Shots are fired. Screams, groans, obscenities and car horns. And then a voice cuts through the din. "Acknowledgement nine months ago would've kept that from happenin'!"
What? I restart the raw video somebody posted online and watch last night's shooting of two police officers in Ferguson, for a third and fourth time. At the 30-second mark, a clear, strong voice startles me again. "Acknowledgement nine months ago would've kept that from happenin'!"
What does that mean? Why did he say it? The person (it sounds like a man, but I can't be sure) says nothing more, but I can't shake the questions. What possesses a person in the instant after a gun's discharge to justify the violence? With two officers bleeding a few feet away and nobody in the crowd guaranteed a next breath, this idiot is making excuses for the shooter.

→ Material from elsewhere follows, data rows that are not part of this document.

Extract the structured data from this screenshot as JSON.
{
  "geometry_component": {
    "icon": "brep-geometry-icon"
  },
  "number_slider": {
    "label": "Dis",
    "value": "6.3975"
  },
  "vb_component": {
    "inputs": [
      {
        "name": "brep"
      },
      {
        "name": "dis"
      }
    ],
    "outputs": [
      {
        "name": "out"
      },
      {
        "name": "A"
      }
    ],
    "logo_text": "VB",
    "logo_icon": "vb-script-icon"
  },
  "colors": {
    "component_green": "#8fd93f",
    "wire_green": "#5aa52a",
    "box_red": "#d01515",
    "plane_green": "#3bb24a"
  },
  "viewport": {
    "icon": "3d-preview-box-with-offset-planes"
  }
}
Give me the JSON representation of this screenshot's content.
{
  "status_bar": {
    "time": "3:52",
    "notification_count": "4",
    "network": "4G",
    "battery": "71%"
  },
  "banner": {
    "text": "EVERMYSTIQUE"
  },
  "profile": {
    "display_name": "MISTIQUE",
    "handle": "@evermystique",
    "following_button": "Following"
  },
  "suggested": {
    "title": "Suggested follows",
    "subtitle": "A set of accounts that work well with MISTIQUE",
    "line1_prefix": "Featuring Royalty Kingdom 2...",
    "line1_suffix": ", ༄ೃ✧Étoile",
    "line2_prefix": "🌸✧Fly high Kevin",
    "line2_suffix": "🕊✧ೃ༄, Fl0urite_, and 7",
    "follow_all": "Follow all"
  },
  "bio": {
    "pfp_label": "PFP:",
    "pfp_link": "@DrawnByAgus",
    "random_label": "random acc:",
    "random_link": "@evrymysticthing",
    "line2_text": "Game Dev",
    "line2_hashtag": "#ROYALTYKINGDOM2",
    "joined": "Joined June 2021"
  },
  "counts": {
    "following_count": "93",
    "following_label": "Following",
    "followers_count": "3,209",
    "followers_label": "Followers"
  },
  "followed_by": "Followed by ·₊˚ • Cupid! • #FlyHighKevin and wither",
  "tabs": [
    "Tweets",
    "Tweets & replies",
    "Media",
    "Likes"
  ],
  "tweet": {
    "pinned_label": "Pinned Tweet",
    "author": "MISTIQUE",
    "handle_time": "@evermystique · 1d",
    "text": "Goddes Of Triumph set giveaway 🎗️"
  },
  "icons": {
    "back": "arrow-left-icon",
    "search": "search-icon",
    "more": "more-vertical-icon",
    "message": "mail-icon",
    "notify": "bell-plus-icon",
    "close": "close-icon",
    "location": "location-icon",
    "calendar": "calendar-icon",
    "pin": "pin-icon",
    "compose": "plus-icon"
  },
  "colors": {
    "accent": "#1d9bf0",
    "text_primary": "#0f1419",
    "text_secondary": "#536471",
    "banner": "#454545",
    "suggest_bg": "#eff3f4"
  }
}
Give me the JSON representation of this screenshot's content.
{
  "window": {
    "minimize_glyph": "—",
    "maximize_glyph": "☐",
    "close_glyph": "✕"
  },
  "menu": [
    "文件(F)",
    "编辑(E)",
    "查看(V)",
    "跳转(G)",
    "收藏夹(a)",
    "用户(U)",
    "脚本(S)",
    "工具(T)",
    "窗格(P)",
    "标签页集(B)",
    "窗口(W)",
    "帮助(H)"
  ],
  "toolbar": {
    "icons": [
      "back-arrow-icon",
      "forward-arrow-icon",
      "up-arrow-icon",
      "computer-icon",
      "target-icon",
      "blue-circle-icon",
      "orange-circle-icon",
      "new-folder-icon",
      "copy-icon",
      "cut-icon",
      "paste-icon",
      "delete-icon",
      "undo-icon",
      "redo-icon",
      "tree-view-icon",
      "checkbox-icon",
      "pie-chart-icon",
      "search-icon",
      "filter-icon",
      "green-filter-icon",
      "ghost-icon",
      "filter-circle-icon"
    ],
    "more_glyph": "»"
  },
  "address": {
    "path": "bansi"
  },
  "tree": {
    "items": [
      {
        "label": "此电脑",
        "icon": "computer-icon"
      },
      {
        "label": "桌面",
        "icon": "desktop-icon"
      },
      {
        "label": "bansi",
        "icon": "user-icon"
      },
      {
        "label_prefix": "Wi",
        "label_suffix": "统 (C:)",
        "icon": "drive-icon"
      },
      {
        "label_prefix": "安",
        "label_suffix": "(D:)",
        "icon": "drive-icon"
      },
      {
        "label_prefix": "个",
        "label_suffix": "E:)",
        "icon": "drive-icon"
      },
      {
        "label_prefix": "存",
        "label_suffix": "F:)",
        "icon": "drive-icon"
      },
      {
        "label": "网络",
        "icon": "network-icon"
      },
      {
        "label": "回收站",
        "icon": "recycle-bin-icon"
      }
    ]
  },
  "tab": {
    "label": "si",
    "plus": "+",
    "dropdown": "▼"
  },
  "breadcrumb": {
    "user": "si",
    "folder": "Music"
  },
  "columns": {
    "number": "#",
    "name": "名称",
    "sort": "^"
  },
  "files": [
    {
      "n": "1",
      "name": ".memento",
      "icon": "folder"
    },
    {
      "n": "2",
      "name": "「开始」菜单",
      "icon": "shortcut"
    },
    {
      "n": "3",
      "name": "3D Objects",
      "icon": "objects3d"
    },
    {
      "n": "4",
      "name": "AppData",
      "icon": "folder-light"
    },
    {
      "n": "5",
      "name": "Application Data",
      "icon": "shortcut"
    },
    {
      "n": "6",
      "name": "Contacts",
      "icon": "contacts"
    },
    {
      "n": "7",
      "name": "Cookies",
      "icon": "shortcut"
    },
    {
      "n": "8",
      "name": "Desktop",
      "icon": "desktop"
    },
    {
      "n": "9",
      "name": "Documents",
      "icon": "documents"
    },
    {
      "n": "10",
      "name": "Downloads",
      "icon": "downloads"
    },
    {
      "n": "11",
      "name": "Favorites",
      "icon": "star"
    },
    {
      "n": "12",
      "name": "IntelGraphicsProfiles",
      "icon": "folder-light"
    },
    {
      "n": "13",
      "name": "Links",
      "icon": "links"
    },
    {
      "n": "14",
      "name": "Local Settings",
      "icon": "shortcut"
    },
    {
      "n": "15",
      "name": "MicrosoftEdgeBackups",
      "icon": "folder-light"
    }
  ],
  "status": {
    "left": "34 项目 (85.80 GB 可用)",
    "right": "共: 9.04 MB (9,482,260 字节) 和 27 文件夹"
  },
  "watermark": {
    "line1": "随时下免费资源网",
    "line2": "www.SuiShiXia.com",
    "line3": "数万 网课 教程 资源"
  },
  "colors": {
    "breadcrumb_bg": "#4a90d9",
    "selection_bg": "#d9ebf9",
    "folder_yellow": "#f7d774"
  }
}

It's not known whether the voice belonged to one of about 70 protesters gathered outside the police headquarters after the resignation of Chief Thomas Jackson. "Black lives matter," they chanted. Jackson oversaw a department that systematically violated the constitutional rights of its black residents, according to a scathing Justice Department report.
The Justice Department also concluded that there was no reliable evidence to counter Officer Darren Wilson's claim that he feared for his life when he shot unarmed Michael Brown, sparking waves of protests and riots in the St. Louis suburb. The report discredits the protest's founding narrative, finding no credible evidence that Brown was shot as he raised his hands in surrender ("Hands up, don't shoot").